Keep in mind that “success” doesn’t necessarily mean your cats will be best buddies. Some cats become bonded to one another while others spend the rest of their lives avoiding and hissing at each other. Realize that either of these scenarios might happen. Your goal in facilitating introductions is to set the stage for the cats to peacefully share their living quarters but understand you simply cannot “make” them like each other.
This process takes time: count on 2-4 weeks if integrating a kitten and an adult, and 4-6 weeks (or longer) if integrating two adults. While following this protocol will maximize your chances of success, know that some cats simply never learn to coexist peacefully. If you have followed the introduction process and do not see any improvement after a month’s time — especially if one cat is terrorizing or injuring the other — long-term success may be unrealistic. Rehoming one of the cats or keeping them permanently separate may be necessary for everyone’s safety. Cats have two techniques: avoidance and confrontation (fighting). They will generally avoid confrontation, but a small house or unit doesn’t give them the space to avoid each other all the time. When they do confront, step in before it gets to fighting and move one of the cats away from the other. They usually do not return to confront. You will need patience for a few days, but it will get better. You must make even more fuss than usual of the resident cat - after all, you tell it, “I bought this cat as a friend for you, even though I love it too!
FIP (feline infectious peritonitis
This disease is a mutation from the Corona Virus (not the corona virus that humans can get). Humans cannot contract FCoV from cats. You can read more at www.burmilla-cat.net/health . There is now a treatment for FIP although expensive. If your kitten ever gets a diagnosis of FIP please tell us. We will work with you to give the kitten the best chance of survival and offer support where we can.
Conditions of Sale
Your kitten/cat has been vet checked before sale and found to be in good health. You will be offered a free 30 day Insurance Cover which offers immediate cover. We are no longer responsible for the health of your kitten unless it is a genetic issue, a medical report will be required from your vet.
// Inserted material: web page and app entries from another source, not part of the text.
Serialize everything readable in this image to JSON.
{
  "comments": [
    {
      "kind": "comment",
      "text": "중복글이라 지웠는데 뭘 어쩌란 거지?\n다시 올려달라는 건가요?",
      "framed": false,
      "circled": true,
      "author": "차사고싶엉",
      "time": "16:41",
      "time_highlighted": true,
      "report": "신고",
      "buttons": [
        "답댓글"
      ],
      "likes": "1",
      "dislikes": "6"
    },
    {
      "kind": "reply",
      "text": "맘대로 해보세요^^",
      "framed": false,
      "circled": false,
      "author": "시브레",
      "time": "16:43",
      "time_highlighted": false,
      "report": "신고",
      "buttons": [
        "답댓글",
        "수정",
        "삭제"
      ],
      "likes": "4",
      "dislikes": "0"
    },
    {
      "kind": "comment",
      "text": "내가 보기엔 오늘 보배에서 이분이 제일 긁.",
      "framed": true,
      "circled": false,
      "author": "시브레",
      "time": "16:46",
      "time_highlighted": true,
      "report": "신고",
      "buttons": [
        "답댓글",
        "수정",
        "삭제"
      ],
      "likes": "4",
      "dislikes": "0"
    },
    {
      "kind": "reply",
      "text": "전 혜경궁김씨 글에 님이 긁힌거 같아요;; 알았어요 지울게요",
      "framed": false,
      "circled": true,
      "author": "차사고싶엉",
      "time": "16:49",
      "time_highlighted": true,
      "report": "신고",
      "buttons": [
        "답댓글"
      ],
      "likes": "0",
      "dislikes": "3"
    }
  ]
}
We will not refund monies or be held liable for vet bills as your kitten should be pet health insured. We are also not responsible for any viruses your kitten may acquire as all cats/kittens are prone to viruses and can pick them up anywhere. We are not responsible for any vet bills if you choose to test your kitten for anything. If your cat has a medical issue, please feel free to contact us and we will offer support and help and if need be suggest a second opinion with our vet who knows the history and that of our breeding practices.
Last, but not least!!. I have put my all into breeding a healthy, happy well-adjusted cat, it has been watched carefully by me, I wouldn’t let a cat leave here without being confident it was well. I have given you a set of instructions which to the best of my knowledge and experience is going to give your cat its best chance at a long and healthy life, but at the end of the day, this is a living, breathing being, not a mechanical object, and there are no absolutes or guarantees. I love all my cats, each one leaves here with my hopes and aspirations that as a breeder, I have succeeded in producing a beautiful companion for your enjoyment, to love and to receive love. Enjoy!!